The dynamics of the rock group. A riddle, wrapped in a mystery, inside a tour-album-tour schedule.

Getting Things Done, even in rock’n’roll, tends to require a leader. Said leader is normally the frontman or the principle songwriter. When those responsibilities are split (Jagger-Richards, Lennon-McCartney, Page-Plant, or Bruce Foxton and Rick Buckler asking for more responsibility), problems ensue.

This, in part, what makes the documentary New World Towers about the making of Blur’s last album The Magic Whip, so engrossing.

To recap: Damon Albarn is as much of a de facto benevolent dictator as you can get in modern music. He’s the creative fulcrum for all of Blur’s songs and the band’s frontman, as well as being the co-creator of a Chinese opera, a National Theatre musical based on Alice In Wonderland, two bands with Paul Simonon from The Clash and Flea from the Red Hot Chili Peppers, plus four, soon to be five, albums from cartoon band Gorillaz.

Albarn may have shared the publishing with his three art school-era friends (guitarist Graham Coxon, bassist Alex James and drummer Dave Rowntree) but rarely the critical acclaim. He has, until now, been credited with keeping the show on the road.

It was seriously derailed at the end of the century, which was certainly nothing special for its guitarist. His erratic behaviour led to Blur’s manager asking him not to come to the recording of 2003’s Think Tank after he had contributed only one track. A reconciliation between Coxon and Albarn followed with Hyde Park gigs in 2009 and 2012, but the last album Blur made as a quartet, 13, predated the Millennium.

The documentary New World Towers, screened this week on Sky Arts, tells the story of Coxon usurping Albarn as the band’s leader, however momentarily.

As follows the Acts I-III structure of so many films, Act I sees things going well – the four reunited on tour in Hong Kong with time to kill when a gig in Taipei falls through. They head to the studio. We see footage of one of England’s biggest groups travelling together on the tube, and Coxon junking one song because it sounds too much like Whatever by one-time rivals Oasis. 20 songs are recorded. Towards the end of recording (Act II, if you like) Coxon seems to lose faith in the project.

As Albarn tells the documentary makers: “He had a bit of a wobble at the end of the five days and I thought ‘here we go…’ ”

This is when the story changes direction. Coxon, at one point by common consent the most unreliable member of Blur, quietly takes the recordings months after they have been apparently abandoned and goes to Stephen Street, the producer of Blur’s albums from Modern Life Is Rubbish to 1997’s Blur album.

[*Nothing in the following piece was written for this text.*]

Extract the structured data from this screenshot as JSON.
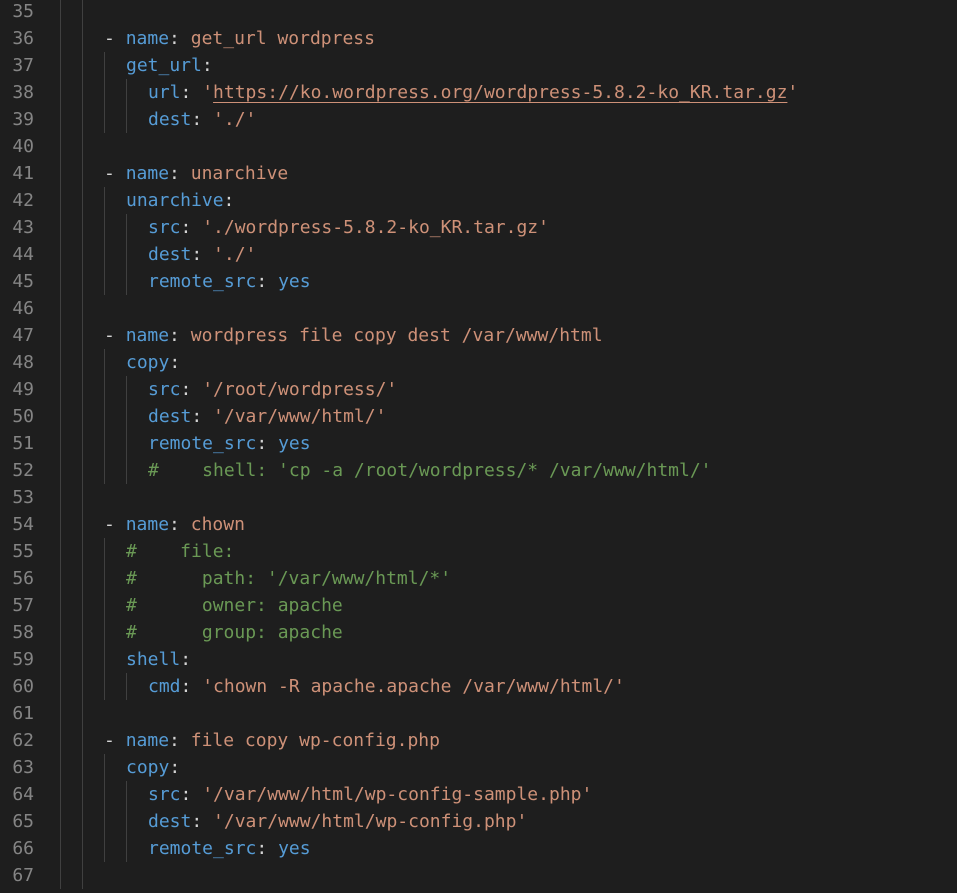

Street and Coxon work on what becomes The Magic Whip and take it to the man who’s normally expected to Get Things Done for his approval. Albarn is in reassuringly Man from Del Monte mode and The Magic Whip was released in April 2015 with next to no pre-release hype. It stands in comparison to many of the band’s most successful albums. The standout track, the ballad My Terracotta Heart, touches on the singer and guitarist’s often fractured relationship and in the film we see it performed.

During the song, Albarn stares behind the keyboard longingly at his best mate, singing “When we were more like brothers” before musing aloud “If I’m losing you again.” Through this, Coxon doesn’t take his eyes off his guitar.

When Albarn tells the 2015 audience at Hyde Park “thanks to Graham for the album,” it feels like the balance of power in the band has quietly shifted a little. Not that Coxon’s eyes would leave his guitar long enough to well up.

Coxon likens himself to a “mardy-arsed teenager” in the film but in some respects he’s as important to Blur’s success as the singer. Most of their greatest songs – Beetlebum, Song 2, Tender, This Is A Low, Chemical World – are impossible to imagine without his contribution. In between Blur, he’s managed to record eight solo albums (to Damon Albarn’s paltry one) and played gigs with Paul Weller, Robert Plant and Noel Gallagher. In 2016, he also helped organise a tribute concert to his hero Bert Jansch and give an Ivor Novello lifetime achievement award to Albarn.

It’s Blur’s guitarist who may be due some recognition of his own. Coxon’s formative years as a saxophonist (he still plays) informs the idiosyncratic way he plays scales on his Fender Telecaster. Born in Lower Saxony, Coxon’s father Bob was stationed as a clarinetist player for the British Army. Coxon Sr. was also the band leader.

The apple perhaps fell less far from the tree than we could have first imagined.